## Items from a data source

______

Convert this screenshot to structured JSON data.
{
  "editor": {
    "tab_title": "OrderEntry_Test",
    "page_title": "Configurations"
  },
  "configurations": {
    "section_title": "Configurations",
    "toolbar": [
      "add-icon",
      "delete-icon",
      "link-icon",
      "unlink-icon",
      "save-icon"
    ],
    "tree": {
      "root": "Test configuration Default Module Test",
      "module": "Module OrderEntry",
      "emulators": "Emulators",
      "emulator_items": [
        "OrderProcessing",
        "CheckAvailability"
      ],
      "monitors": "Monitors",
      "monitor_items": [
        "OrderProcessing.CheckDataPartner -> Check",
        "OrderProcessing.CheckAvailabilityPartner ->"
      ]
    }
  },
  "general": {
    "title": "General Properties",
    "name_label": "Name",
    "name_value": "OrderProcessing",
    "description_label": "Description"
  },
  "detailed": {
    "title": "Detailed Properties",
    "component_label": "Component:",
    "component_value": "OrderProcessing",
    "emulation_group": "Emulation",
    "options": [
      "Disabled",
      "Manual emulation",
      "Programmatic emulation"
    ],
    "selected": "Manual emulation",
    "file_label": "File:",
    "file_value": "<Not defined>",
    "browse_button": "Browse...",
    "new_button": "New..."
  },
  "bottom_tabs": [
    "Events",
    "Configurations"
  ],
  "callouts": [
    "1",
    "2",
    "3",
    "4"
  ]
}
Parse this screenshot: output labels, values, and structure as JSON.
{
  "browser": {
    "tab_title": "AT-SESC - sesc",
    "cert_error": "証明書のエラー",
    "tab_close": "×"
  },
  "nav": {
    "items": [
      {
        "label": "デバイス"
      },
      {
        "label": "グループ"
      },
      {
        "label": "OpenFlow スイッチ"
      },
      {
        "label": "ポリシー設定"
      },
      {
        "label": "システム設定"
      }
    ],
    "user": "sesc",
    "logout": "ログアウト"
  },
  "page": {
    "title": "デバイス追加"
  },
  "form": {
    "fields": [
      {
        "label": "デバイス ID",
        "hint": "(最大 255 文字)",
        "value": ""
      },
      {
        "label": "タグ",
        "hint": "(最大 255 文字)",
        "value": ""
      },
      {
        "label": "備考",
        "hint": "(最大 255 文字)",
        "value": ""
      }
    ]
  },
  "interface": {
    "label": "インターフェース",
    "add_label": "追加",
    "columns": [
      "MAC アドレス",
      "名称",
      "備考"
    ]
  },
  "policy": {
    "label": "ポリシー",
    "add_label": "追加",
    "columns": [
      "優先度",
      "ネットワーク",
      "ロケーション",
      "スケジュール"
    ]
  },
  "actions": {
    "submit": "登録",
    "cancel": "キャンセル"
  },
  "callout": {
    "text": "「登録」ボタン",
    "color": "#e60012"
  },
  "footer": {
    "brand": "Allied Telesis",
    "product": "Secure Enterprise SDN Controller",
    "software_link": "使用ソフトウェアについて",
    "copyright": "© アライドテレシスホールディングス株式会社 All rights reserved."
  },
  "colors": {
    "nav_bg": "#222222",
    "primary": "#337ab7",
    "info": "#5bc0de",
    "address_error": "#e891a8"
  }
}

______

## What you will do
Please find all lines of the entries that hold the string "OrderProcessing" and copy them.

## Solution to this exercise
        "OrderProcessing",
        "OrderProcessing.CheckDataPartner -> Check",
        "OrderProcessing.CheckAvailabilityPartner ->"
    "name_value": "OrderProcessing",
    "component_value": "OrderProcessing",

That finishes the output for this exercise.